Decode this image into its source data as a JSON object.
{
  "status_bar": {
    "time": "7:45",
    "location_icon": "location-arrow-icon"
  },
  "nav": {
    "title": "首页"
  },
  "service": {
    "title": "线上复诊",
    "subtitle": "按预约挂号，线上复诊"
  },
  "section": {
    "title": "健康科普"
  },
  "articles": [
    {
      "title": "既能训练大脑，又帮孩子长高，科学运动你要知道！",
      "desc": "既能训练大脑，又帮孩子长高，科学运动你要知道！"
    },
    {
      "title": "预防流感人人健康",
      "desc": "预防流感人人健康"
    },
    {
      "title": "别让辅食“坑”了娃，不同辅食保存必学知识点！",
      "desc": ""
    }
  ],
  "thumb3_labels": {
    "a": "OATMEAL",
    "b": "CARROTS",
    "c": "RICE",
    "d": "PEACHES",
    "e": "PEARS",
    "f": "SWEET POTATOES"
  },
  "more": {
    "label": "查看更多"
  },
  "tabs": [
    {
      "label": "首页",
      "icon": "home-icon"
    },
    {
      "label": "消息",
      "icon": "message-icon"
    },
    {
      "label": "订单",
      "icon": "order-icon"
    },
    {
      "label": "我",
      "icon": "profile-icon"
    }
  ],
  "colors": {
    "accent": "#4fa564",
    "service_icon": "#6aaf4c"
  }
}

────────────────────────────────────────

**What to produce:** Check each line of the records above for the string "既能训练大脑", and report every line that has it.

**Task result:**
      "title": "既能训练大脑，又帮孩子长高，科学运动你要知道！",
      "desc": "既能训练大脑，又帮孩子长高，科学运动你要知道！"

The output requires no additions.